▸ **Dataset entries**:
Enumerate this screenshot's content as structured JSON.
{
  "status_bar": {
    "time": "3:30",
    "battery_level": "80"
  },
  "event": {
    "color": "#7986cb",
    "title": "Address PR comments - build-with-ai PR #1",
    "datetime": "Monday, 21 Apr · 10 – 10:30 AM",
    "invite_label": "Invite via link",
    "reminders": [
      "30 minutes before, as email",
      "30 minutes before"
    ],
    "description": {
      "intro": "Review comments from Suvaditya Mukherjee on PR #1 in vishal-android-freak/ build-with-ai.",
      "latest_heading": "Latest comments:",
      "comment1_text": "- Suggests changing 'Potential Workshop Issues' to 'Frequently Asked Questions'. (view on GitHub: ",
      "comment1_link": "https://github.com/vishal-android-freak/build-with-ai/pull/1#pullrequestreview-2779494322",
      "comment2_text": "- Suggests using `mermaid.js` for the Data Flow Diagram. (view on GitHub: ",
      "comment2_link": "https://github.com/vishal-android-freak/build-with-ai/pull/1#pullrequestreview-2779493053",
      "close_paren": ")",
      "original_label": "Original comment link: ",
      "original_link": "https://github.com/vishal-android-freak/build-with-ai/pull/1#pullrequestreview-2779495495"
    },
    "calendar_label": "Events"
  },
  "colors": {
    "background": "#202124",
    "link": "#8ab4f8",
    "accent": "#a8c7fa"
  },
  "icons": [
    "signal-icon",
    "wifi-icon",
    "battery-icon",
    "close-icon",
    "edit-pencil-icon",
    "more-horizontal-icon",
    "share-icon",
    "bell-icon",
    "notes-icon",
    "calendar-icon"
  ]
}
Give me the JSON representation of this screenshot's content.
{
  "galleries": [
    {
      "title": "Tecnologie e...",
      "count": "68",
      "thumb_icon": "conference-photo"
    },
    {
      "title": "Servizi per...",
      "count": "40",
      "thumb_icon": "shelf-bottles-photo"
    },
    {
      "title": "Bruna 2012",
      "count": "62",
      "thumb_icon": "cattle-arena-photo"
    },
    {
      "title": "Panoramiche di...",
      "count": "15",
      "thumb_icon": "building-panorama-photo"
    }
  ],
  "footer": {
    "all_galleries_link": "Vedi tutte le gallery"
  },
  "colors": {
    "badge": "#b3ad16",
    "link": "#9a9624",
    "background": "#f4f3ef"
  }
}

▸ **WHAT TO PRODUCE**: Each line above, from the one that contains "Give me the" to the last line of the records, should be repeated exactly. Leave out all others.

▸ **RESPONSE**:
Give me the JSON representation of this screenshot's content.
{
  "galleries": [
    {
      "title": "Tecnologie e...",
      "count": "68",
      "thumb_icon": "conference-photo"
    },
    {
      "title": "Servizi per...",
      "count": "40",
      "thumb_icon": "shelf-bottles-photo"
    },
    {
      "title": "Bruna 2012",
      "count": "62",
      "thumb_icon": "cattle-arena-photo"
    },
    {
      "title": "Panoramiche di...",
      "count": "15",
      "thumb_icon": "building-panorama-photo"
    }
  ],
  "footer": {
    "all_galleries_link": "Vedi tutte le gallery"
  },
  "colors": {
    "badge": "#b3ad16",
    "link": "#9a9624",
    "background": "#f4f3ef"
  }
}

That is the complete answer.